Task
Among the entries below, find every line that contains the string "this", then copy it.

• • • •

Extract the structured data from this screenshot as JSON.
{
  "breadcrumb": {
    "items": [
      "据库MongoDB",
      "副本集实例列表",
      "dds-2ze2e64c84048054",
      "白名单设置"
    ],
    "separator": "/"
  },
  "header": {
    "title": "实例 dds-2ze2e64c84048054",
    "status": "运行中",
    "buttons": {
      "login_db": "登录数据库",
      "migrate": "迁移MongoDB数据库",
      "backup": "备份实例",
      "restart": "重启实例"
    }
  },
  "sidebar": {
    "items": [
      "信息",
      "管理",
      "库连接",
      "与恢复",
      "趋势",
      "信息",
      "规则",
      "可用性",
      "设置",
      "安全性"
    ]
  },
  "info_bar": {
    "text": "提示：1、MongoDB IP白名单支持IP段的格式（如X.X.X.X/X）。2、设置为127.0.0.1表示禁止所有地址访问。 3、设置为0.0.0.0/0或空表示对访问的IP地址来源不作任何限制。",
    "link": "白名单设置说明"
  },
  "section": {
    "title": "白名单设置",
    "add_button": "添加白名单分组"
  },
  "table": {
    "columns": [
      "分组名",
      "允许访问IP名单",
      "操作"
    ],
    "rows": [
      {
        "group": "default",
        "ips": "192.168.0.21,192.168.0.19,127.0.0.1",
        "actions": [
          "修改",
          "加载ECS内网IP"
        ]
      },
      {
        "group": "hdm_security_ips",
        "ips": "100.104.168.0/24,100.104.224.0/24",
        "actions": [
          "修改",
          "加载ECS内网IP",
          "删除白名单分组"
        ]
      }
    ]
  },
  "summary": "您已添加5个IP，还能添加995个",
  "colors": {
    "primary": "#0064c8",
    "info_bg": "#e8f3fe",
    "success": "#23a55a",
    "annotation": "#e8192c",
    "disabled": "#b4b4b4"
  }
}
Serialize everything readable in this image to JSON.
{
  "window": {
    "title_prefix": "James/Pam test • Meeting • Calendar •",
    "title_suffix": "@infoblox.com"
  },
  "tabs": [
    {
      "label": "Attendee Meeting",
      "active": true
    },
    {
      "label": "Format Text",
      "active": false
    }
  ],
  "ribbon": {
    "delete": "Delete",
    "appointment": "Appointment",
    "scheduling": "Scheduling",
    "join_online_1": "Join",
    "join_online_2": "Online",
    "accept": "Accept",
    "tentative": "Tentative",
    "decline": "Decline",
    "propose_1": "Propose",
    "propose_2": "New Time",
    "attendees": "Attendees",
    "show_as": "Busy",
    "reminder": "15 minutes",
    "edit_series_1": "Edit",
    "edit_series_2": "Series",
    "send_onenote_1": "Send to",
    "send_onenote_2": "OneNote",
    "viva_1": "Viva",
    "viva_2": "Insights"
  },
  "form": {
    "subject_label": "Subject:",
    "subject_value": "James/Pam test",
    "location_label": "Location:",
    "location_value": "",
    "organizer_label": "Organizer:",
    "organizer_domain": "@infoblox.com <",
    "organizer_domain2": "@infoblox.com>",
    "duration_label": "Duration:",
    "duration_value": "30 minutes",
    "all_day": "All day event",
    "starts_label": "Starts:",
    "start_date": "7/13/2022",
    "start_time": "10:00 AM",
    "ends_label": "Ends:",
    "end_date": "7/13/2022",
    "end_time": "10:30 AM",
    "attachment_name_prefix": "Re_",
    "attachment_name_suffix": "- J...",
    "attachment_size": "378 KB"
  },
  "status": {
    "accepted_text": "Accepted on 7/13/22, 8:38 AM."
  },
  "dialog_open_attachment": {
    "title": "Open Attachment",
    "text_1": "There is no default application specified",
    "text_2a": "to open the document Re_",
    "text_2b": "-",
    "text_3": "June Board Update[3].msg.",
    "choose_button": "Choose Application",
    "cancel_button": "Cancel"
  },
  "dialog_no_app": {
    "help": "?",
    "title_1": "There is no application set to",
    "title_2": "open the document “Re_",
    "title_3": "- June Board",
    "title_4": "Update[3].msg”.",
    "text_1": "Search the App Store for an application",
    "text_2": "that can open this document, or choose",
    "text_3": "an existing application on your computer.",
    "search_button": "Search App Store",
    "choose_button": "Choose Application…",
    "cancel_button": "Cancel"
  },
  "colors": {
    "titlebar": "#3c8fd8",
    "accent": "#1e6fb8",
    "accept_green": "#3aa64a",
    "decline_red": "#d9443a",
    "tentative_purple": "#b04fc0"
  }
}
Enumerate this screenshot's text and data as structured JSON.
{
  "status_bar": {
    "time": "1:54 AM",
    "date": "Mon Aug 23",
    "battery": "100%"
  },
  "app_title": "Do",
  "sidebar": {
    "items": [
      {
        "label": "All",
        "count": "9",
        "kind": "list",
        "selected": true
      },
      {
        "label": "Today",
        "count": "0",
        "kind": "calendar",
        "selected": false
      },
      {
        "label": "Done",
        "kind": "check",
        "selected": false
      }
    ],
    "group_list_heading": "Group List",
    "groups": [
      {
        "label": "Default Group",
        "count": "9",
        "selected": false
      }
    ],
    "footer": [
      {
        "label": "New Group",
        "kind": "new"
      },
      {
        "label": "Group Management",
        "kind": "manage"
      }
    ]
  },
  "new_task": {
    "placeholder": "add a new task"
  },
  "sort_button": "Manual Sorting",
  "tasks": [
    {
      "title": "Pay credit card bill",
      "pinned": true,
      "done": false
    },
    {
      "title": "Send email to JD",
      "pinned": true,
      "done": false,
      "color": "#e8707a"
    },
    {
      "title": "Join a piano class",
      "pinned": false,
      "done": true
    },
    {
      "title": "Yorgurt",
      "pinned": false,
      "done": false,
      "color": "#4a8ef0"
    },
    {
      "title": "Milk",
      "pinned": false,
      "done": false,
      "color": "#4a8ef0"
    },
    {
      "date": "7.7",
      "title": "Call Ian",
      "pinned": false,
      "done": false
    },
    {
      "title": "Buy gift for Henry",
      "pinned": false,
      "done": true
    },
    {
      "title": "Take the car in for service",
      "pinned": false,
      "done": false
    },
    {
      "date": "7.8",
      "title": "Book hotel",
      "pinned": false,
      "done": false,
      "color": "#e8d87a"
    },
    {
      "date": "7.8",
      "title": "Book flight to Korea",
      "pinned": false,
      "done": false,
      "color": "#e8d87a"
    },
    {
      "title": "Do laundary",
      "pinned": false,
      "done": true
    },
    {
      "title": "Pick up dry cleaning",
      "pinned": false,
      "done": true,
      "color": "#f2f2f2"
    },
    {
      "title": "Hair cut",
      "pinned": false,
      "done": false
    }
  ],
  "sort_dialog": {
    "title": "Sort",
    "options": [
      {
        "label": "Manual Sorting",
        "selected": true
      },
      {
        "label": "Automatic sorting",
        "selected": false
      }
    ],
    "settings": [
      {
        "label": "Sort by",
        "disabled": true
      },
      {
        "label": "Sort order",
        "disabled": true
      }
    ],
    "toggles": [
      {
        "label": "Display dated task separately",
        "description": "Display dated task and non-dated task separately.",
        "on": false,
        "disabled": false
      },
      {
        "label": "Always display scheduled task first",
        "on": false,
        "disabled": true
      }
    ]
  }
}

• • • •

Written answer
Extract the structured data from this screenshot as JSON.
Serialize everything readable in this image to JSON.
    "text_2": "that can open this document, or choose",
Enumerate this screenshot's text and data as structured JSON.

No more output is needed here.